• EXERCISE DIRECTIONS
Filter the records below down to lines containing "fields".

[Start of Attachment]

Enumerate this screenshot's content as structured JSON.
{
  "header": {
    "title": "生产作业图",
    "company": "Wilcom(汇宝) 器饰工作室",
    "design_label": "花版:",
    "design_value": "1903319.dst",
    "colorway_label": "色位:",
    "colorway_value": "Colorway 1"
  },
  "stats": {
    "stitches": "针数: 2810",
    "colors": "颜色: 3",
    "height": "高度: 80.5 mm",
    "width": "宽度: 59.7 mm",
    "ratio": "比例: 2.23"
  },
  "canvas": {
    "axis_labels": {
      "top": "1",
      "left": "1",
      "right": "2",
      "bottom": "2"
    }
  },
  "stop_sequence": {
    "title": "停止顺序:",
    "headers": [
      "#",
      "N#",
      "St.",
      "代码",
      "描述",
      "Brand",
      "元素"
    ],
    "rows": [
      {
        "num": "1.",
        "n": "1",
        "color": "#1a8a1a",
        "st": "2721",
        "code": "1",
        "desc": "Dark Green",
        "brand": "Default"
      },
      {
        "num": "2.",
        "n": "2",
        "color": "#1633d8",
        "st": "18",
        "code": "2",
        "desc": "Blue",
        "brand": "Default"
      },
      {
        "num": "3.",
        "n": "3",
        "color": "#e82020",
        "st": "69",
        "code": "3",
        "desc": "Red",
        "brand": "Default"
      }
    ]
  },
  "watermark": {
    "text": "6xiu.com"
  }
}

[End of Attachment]
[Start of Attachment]

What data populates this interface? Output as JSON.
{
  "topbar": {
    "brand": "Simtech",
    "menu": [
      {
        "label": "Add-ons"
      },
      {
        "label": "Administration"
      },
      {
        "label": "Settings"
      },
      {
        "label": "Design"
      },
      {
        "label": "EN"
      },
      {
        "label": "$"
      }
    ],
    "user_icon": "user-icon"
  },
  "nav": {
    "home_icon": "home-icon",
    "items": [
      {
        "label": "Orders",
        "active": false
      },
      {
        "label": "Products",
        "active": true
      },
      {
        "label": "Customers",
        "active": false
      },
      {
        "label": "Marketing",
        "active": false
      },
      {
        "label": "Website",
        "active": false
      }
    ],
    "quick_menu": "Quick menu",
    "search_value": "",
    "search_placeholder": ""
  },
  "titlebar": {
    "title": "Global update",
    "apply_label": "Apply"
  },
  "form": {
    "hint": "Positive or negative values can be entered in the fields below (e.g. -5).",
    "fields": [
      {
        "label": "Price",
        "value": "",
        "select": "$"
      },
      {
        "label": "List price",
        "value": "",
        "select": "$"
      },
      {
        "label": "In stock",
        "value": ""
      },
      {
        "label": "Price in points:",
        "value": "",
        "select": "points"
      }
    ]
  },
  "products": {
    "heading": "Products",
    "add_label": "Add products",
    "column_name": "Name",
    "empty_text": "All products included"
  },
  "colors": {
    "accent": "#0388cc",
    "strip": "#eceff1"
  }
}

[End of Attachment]

• SOLUTION
    "hint": "Positive or negative values can be entered in the fields below (e.g. -5).",
    "fields": [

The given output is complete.